Component data from apps and pages
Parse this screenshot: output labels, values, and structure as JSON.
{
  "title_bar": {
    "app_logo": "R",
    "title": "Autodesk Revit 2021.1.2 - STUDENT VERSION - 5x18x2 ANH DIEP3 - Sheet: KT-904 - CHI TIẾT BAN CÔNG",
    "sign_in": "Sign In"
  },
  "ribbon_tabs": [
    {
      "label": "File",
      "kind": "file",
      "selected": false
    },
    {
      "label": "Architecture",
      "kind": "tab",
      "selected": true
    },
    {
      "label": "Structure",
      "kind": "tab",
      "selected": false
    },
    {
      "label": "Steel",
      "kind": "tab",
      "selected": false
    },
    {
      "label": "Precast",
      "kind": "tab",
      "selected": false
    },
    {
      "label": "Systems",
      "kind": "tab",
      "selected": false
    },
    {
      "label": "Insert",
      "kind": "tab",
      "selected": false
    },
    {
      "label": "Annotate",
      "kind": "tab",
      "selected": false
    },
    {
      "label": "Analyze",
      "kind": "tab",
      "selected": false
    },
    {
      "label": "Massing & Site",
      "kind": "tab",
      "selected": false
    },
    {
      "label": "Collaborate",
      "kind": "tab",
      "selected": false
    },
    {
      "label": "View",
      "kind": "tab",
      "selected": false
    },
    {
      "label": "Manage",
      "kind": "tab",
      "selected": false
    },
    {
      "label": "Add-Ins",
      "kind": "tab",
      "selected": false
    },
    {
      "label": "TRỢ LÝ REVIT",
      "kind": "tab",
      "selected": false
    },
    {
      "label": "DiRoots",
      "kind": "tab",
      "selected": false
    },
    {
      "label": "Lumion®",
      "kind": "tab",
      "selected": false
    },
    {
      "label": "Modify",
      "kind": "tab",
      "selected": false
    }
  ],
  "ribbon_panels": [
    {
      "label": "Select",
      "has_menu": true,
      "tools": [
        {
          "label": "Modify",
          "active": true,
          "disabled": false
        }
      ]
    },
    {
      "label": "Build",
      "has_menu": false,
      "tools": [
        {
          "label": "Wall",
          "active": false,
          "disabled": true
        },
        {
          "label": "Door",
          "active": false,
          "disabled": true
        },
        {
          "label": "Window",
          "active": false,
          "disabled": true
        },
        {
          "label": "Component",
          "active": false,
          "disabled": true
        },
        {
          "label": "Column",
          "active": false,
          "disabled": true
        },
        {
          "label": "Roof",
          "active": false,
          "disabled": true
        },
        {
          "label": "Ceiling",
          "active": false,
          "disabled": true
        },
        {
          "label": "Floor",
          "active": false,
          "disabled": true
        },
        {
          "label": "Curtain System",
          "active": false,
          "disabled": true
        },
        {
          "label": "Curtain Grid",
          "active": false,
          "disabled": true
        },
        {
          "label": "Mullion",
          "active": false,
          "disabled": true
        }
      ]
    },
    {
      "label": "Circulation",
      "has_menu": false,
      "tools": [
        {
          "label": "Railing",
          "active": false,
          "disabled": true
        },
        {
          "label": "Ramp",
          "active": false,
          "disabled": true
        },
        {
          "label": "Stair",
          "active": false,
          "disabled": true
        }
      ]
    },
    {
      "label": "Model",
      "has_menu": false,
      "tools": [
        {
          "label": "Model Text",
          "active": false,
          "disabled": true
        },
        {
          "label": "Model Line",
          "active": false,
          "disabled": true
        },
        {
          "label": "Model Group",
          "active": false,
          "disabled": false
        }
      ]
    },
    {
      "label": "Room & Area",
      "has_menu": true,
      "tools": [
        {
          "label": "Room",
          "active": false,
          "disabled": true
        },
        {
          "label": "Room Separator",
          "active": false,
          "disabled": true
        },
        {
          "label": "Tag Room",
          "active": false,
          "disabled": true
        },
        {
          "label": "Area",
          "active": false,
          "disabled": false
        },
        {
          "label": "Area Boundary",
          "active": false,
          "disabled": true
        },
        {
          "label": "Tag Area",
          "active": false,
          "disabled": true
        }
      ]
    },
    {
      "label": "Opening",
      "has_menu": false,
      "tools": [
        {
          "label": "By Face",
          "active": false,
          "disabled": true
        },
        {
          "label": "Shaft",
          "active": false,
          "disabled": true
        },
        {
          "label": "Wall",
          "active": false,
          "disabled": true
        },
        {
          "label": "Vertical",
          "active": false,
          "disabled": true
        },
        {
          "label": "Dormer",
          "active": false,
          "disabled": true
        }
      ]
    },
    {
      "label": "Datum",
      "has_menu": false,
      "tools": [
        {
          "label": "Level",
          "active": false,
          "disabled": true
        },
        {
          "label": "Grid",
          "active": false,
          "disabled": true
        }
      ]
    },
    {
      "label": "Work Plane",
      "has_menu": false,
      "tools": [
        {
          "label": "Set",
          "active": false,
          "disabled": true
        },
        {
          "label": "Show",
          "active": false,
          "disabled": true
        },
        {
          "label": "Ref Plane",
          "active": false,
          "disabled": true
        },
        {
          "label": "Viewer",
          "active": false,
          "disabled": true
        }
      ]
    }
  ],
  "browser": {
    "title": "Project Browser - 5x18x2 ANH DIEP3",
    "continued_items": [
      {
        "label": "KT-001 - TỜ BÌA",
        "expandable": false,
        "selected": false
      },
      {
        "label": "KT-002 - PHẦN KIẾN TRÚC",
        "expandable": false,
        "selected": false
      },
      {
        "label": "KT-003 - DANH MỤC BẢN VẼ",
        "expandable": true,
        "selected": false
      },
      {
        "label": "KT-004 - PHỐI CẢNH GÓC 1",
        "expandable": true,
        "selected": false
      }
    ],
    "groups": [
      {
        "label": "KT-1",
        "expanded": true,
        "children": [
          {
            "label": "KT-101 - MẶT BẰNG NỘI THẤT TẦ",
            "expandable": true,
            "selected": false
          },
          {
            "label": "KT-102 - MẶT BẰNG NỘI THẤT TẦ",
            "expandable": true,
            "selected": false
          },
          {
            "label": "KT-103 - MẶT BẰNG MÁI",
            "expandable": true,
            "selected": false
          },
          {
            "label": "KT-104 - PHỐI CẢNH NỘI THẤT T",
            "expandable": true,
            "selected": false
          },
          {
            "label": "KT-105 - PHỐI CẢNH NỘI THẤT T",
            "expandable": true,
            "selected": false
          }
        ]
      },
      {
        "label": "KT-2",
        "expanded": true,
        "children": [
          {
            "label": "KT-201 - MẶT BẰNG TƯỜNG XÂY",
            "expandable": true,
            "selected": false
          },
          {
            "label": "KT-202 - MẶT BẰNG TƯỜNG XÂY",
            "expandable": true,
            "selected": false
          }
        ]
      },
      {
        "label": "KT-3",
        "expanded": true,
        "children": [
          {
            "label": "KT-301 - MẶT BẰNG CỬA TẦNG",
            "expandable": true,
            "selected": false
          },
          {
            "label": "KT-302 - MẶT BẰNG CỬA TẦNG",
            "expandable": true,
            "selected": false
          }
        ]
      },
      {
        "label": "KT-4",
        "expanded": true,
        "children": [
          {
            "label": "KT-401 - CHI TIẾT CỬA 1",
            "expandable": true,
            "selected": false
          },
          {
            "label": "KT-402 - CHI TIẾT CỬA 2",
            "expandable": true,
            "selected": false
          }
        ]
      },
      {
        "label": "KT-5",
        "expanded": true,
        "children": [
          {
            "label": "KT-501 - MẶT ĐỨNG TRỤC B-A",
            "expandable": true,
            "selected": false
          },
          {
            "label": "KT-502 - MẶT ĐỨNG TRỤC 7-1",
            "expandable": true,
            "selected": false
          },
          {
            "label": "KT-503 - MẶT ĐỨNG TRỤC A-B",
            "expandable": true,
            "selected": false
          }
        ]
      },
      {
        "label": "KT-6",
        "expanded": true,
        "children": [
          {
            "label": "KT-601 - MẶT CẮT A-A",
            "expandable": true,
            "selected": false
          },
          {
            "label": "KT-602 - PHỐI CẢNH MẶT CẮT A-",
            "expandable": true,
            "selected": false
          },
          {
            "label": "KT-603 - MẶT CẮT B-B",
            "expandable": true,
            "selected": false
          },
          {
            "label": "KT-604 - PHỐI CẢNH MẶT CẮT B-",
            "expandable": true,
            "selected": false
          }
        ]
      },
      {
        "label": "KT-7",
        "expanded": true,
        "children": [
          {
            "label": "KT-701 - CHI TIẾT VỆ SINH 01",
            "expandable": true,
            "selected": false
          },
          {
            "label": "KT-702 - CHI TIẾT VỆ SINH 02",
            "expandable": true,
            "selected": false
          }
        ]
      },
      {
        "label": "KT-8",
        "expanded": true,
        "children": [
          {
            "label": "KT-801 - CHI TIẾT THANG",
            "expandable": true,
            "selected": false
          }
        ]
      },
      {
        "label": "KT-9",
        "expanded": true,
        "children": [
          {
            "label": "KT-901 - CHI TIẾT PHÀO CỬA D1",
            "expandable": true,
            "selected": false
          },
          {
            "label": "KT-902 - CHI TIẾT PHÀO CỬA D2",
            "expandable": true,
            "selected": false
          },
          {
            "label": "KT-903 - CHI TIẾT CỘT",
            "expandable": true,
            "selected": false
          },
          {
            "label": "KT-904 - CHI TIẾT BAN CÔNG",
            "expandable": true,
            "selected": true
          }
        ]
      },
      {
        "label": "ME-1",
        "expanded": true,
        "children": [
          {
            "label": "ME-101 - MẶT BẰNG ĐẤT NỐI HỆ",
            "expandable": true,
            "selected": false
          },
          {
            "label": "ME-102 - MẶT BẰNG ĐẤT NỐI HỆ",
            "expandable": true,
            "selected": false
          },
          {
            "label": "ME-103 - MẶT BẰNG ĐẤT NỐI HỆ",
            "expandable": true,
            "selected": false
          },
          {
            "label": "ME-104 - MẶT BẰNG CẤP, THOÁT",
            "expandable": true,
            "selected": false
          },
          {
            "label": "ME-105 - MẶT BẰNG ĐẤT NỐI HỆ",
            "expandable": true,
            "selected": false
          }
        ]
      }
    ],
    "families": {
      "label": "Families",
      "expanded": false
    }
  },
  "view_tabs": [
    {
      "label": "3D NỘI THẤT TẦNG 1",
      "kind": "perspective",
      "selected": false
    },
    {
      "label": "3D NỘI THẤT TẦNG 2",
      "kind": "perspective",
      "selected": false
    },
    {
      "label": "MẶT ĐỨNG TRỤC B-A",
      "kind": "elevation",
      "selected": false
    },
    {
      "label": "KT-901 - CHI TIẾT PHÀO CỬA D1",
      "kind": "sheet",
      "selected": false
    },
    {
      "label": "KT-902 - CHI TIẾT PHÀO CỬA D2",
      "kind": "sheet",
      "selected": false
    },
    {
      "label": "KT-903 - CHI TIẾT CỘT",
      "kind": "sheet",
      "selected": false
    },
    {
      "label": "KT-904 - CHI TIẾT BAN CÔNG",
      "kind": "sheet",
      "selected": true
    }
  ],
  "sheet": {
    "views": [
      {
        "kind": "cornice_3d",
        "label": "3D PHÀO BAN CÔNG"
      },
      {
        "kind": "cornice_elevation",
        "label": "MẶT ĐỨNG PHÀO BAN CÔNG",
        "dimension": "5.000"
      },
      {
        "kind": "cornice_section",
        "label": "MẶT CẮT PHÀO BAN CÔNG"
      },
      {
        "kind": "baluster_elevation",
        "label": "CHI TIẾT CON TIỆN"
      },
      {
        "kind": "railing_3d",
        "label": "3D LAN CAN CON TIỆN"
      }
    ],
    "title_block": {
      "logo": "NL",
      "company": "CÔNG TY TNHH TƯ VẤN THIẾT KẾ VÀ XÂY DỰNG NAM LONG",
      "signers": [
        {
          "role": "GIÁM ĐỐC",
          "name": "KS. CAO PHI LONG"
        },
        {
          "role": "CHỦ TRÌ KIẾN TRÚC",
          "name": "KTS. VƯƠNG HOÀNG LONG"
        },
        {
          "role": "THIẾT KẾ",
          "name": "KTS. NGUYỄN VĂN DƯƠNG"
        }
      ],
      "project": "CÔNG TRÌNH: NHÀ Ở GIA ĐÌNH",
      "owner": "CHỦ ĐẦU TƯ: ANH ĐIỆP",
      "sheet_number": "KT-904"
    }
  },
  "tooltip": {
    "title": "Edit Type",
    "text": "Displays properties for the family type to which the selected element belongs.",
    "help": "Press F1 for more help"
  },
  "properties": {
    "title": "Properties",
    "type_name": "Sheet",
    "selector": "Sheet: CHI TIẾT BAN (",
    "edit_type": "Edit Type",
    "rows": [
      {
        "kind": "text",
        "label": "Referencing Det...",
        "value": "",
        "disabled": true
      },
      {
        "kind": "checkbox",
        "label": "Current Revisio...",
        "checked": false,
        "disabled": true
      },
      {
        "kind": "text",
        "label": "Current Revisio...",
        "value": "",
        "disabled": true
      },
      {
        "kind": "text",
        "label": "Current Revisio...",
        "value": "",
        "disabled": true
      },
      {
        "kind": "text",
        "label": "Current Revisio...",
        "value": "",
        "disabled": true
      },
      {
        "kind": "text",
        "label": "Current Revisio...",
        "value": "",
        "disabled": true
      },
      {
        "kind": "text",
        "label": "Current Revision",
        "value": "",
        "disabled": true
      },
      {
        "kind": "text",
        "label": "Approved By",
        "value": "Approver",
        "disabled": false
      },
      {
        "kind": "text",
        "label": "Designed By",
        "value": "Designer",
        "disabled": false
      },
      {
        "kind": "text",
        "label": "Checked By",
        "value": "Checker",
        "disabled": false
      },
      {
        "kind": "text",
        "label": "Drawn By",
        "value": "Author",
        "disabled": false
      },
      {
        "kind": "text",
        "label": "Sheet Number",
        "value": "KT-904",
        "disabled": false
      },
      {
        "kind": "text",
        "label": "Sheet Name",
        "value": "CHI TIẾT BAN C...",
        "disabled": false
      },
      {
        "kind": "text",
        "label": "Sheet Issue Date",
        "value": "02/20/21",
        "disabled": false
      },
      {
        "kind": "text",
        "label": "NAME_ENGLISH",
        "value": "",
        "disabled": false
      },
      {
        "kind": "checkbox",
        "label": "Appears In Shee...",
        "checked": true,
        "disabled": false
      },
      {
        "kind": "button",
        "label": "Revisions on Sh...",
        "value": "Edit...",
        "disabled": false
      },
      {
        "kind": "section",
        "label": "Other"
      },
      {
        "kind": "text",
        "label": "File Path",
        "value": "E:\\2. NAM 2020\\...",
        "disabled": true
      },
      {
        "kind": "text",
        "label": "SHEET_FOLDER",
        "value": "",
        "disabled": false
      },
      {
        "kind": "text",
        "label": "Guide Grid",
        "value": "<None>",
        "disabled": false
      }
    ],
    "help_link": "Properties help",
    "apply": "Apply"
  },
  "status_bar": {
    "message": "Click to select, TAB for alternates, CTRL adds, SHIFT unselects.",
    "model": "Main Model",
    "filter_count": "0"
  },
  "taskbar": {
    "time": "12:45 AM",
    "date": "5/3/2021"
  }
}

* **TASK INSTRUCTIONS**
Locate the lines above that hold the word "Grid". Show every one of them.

* **THE ANSWER**
          "label": "Curtain Grid",
          "label": "Grid",
        "label": "Guide Grid",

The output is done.